## Directions for this task
Pictures found in the material must be left out, and every line returned as written.

______________________________

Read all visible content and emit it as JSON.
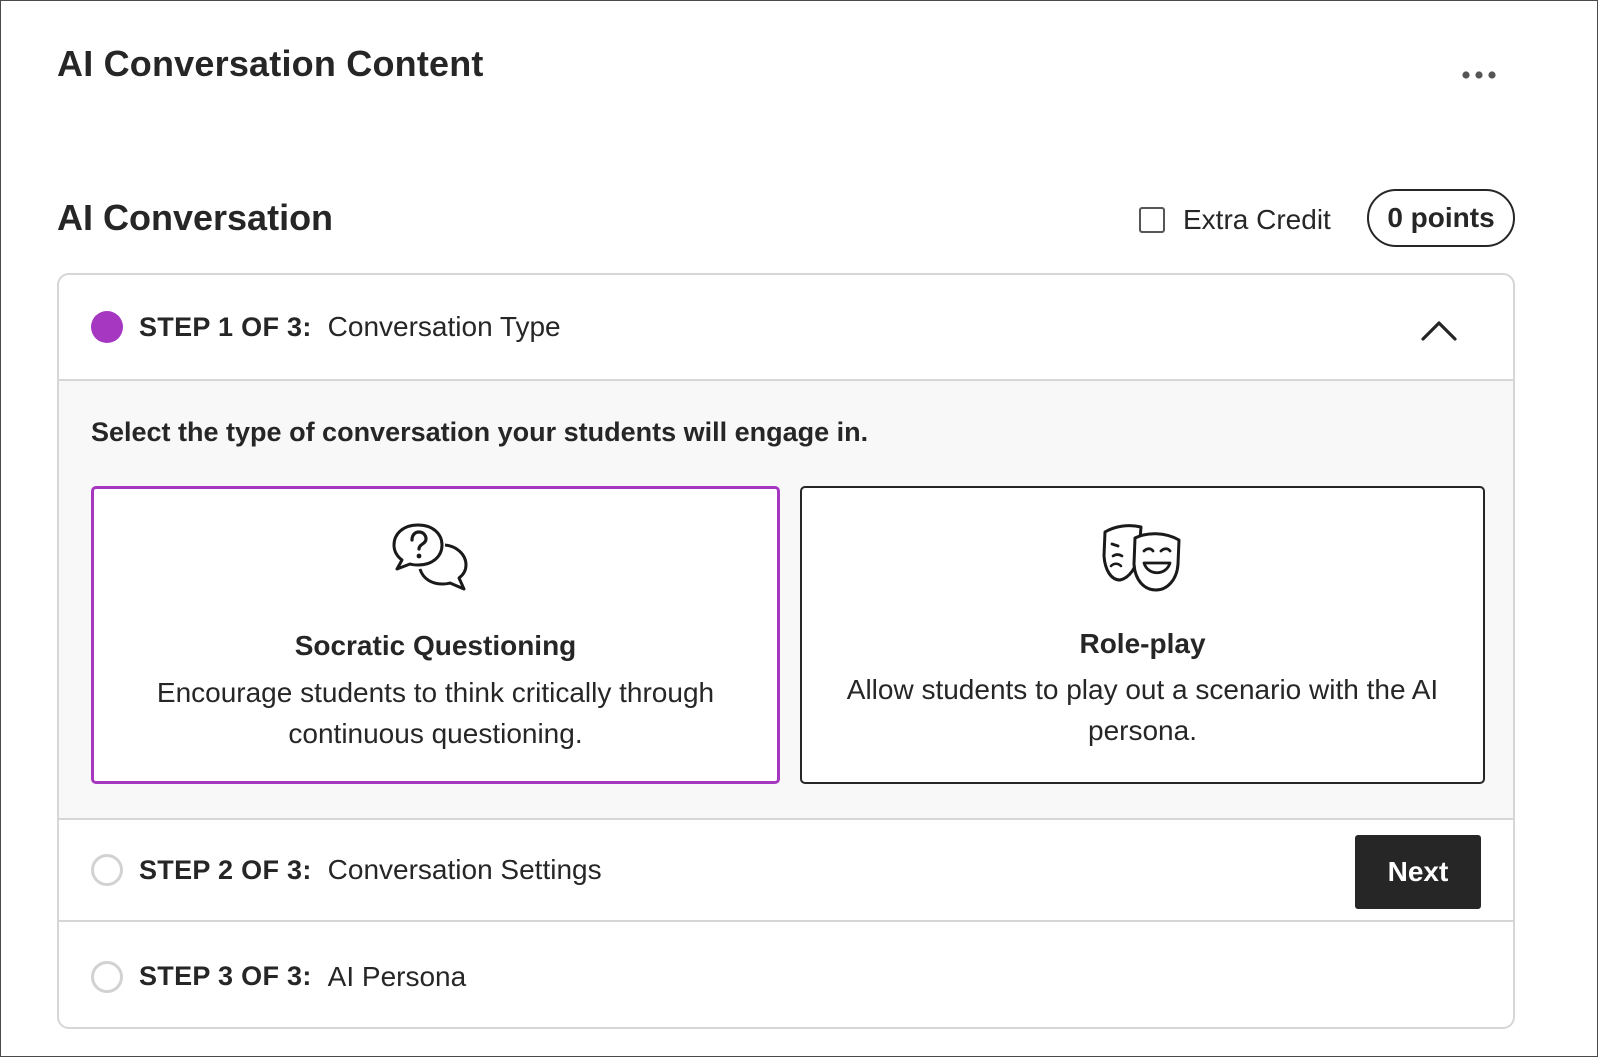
{
  "page": {
    "title": "AI Conversation Content",
    "more_icon": "more-horizontal-icon"
  },
  "section": {
    "title": "AI Conversation",
    "extra_credit_label": "Extra Credit",
    "extra_credit_checked": false,
    "points_label": "0 points"
  },
  "steps": [
    {
      "label": "STEP 1 OF 3:",
      "name": "Conversation Type",
      "status": "active",
      "expanded": true,
      "instruction": "Select the type of conversation your students will engage in.",
      "options": [
        {
          "title": "Socratic Questioning",
          "description": "Encourage students to think critically through continuous questioning.",
          "icon": "question-speech-bubbles-icon",
          "selected": true
        },
        {
          "title": "Role-play",
          "description": "Allow students to play out a scenario with the AI persona.",
          "icon": "theater-masks-icon",
          "selected": false
        }
      ]
    },
    {
      "label": "STEP 2 OF 3:",
      "name": "Conversation Settings",
      "status": "inactive",
      "next_label": "Next"
    },
    {
      "label": "STEP 3 OF 3:",
      "name": "AI Persona",
      "status": "inactive"
    }
  ],
  "colors": {
    "accent": "#a537c1",
    "text": "#262626",
    "border": "#d6d6d6",
    "panel_bg": "#f8f8f8",
    "button_bg": "#262626"
  }
}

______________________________

## Answer to this problem
Read all visible content and emit it as JSON.
{
  "page": {
    "title": "AI Conversation Content",
    "more_icon": "more-horizontal-icon"
  },
  "section": {
    "title": "AI Conversation",
    "extra_credit_label": "Extra Credit",
    "extra_credit_checked": false,
    "points_label": "0 points"
  },
  "steps": [
    {
      "label": "STEP 1 OF 3:",
      "name": "Conversation Type",
      "status": "active",
      "expanded": true,
      "instruction": "Select the type of conversation your students will engage in.",
      "options": [
        {
          "title": "Socratic Questioning",
          "description": "Encourage students to think critically through continuous questioning.",
          "icon": "question-speech-bubbles-icon",
          "selected": true
        },
        {
          "title": "Role-play",
          "description": "Allow students to play out a scenario with the AI persona.",
          "icon": "theater-masks-icon",
          "selected": false
        }
      ]
    },
    {
      "label": "STEP 2 OF 3:",
      "name": "Conversation Settings",
      "status": "inactive",
      "next_label": "Next"
    },
    {
      "label": "STEP 3 OF 3:",
      "name": "AI Persona",
      "status": "inactive"
    }
  ],
  "colors": {
    "accent": "#a537c1",
    "text": "#262626",
    "border": "#d6d6d6",
    "panel_bg": "#f8f8f8",
    "button_bg": "#262626"
  }
}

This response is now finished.